PROBLEM:
Among the entries, find the lines with the string "dịch" and report them.

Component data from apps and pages

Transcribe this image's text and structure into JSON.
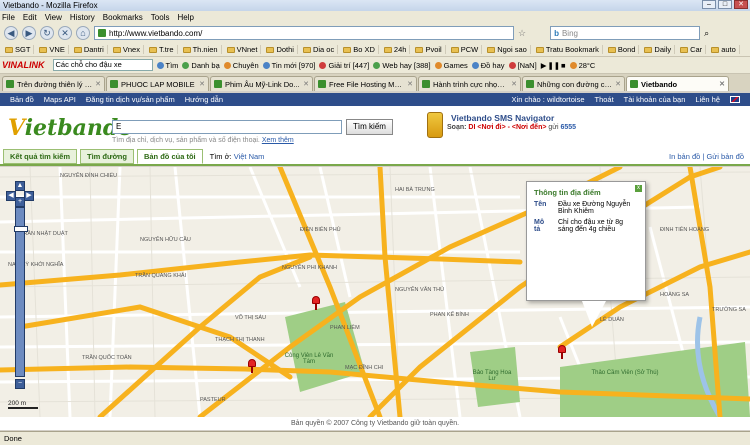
{
  "window": {
    "title": "Vietbando - Mozilla Firefox"
  },
  "menu": [
    "File",
    "Edit",
    "View",
    "History",
    "Bookmarks",
    "Tools",
    "Help"
  ],
  "nav": {
    "url": "http://www.vietbando.com/",
    "search_placeholder": "Bing"
  },
  "bookmarks": [
    "SGT",
    "VNE",
    "Dantri",
    "Vnex",
    "T.tre",
    "Th.nien",
    "VNnet",
    "Dothi",
    "Dia oc",
    "Bo XD",
    "24h",
    "Pvoil",
    "PCW",
    "Ngoi sao",
    "Tratu Bookmark",
    "Bond",
    "Daily",
    "Car",
    "auto"
  ],
  "toolbar": {
    "brand": "VINALINK",
    "search_value": "Các chỗ cho đậu xe",
    "items": [
      "Tìm",
      "Danh bạ",
      "Chuyên",
      "Tin mới [970]",
      "Giải trí [447]",
      "Web hay [388]",
      "Games",
      "Đồ hay",
      "[NaN]",
      "28°C"
    ]
  },
  "tabs": [
    {
      "label": "Trên đường thiên lý v..."
    },
    {
      "label": "PHUOC LAP MOBILE"
    },
    {
      "label": "Phim Âu Mỹ-Link Do..."
    },
    {
      "label": "Free File Hosting Ma..."
    },
    {
      "label": "Hành trình cực nhọc ..."
    },
    {
      "label": "Những con đường có..."
    },
    {
      "label": "Vietbando",
      "active": true
    }
  ],
  "site_nav": {
    "left": [
      "Bản đồ",
      "Maps API",
      "Đăng tin dịch vụ/sản phẩm",
      "Hướng dẫn"
    ],
    "greeting": "Xin chào : wildtortoise",
    "right": [
      "Thoát",
      "Tài khoản của bạn",
      "Liên hệ"
    ]
  },
  "header": {
    "logo_v": "V",
    "logo_rest": "ietbando",
    "search_value": "E",
    "search_button": "Tìm kiếm",
    "hint": "Tìm địa chỉ, dịch vụ, sản phẩm và số điện thoại.",
    "hint_link": "Xem thêm",
    "sms_title": "Vietbando SMS Navigator",
    "sms_prefix": "Soạn:",
    "sms_cmd": "DI <Nơi đi> - <Nơi đến>",
    "sms_mid": "gửi",
    "sms_number": "6555"
  },
  "site_tabs": {
    "items": [
      "Kết quả tìm kiếm",
      "Tìm đường",
      "Bản đồ của tôi"
    ],
    "search_in_label": "Tìm ở:",
    "search_in_value": "Việt Nam",
    "right": "In bản đồ | Gửi bản đồ"
  },
  "map": {
    "scale": "200 m",
    "popup": {
      "title": "Thông tin địa điểm",
      "close": "x",
      "name_label": "Tên",
      "name_value": "Đầu xe Đường Nguyễn Bỉnh Khiêm",
      "desc_label": "Mô tả",
      "desc_value": "Chỉ cho đậu xe từ 8g sáng đến 4g chiều"
    },
    "parks": [
      "Công Viên Lê Văn Tám",
      "Bảo Tàng Hoa Lư",
      "Thảo Cầm Viên (Sở Thú)"
    ],
    "streets": [
      "VÕ THỊ SÁU",
      "TRẦN QUANG KHẢI",
      "NGUYỄN PHI KHANH",
      "ĐIỆN BIÊN PHỦ",
      "NGUYỄN ĐÌNH CHIỂU",
      "HAI BÀ TRƯNG",
      "PHAN LIÊM",
      "TRẦN QUỐC TOẢN",
      "LÊ DUẨN",
      "NGUYỄN VĂN THỦ",
      "PHAN KẾ BÍNH",
      "MẠC ĐĨNH CHI",
      "PASTEUR",
      "NAM KỲ KHỞI NGHĨA",
      "THẠCH THỊ THANH",
      "TRẦN NHẬT DUẬT",
      "NGUYỄN HỮU CẦU",
      "HOÀNG SA",
      "TRƯỜNG SA",
      "ĐINH TIÊN HOÀNG"
    ]
  },
  "copyright": "Bản quyền © 2007 Công ty Vietbando giữ toàn quyền.",
  "status": "Done",
  "colors": {
    "site_nav_bg": "#2e4d8a",
    "logo_green": "#3a8a1f",
    "road_major": "#f7b21e",
    "road_minor": "#ffffff",
    "park": "#9fce86",
    "pin": "#e32424"
  }
}
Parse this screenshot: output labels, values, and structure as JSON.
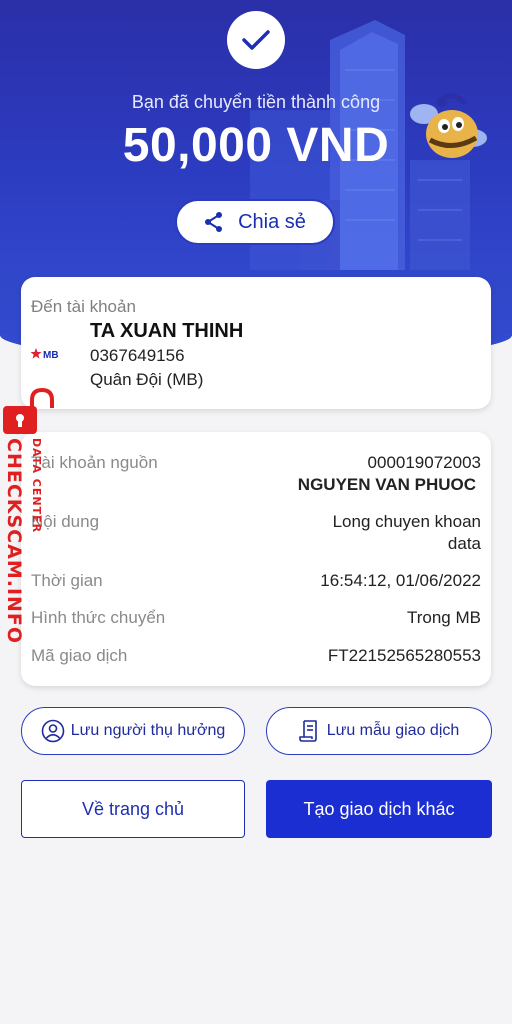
{
  "header": {
    "subtitle": "Bạn đã chuyển tiền thành công",
    "amount": "50,000 VND",
    "share_label": "Chia sẻ",
    "icons": [
      "check-icon",
      "share-icon"
    ]
  },
  "recipient": {
    "label": "Đến tài khoản",
    "name": "TA XUAN THINH",
    "account": "0367649156",
    "bank": "Quân Đội (MB)",
    "bank_logo_text": "MB"
  },
  "details": {
    "source_label": "Tài khoản nguồn",
    "source_account": "000019072003",
    "source_name": "NGUYEN VAN PHUOC",
    "content_label": "Nội dung",
    "content_line1": "Long chuyen khoan",
    "content_line2": "data",
    "time_label": "Thời gian",
    "time_value": "16:54:12, 01/06/2022",
    "method_label": "Hình thức chuyển",
    "method_value": "Trong MB",
    "txn_label": "Mã giao dịch",
    "txn_value": "FT22152565280553"
  },
  "actions": {
    "save_payee": "Lưu người thụ hưởng",
    "save_template": "Lưu mẫu giao dịch",
    "home": "Về trang chủ",
    "new_txn": "Tạo giao dịch khác"
  },
  "watermark": {
    "main": "CHECKSCAM.INFO",
    "sub": "DATA CENTER"
  },
  "colors": {
    "hero": "#2c3bbf",
    "primary_button": "#1b2ed1",
    "watermark": "#e02020"
  }
}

ANSWER FOR THE TASK:
      "Đăng tin dịch vụ/sản phẩm",
    "hint": "Tìm địa chỉ, dịch vụ, sản phẩm và số điện thoại.",
    "txn_label": "Mã giao dịch",
    "save_template": "Lưu mẫu giao dịch",
    "new_txn": "Tạo giao dịch khác"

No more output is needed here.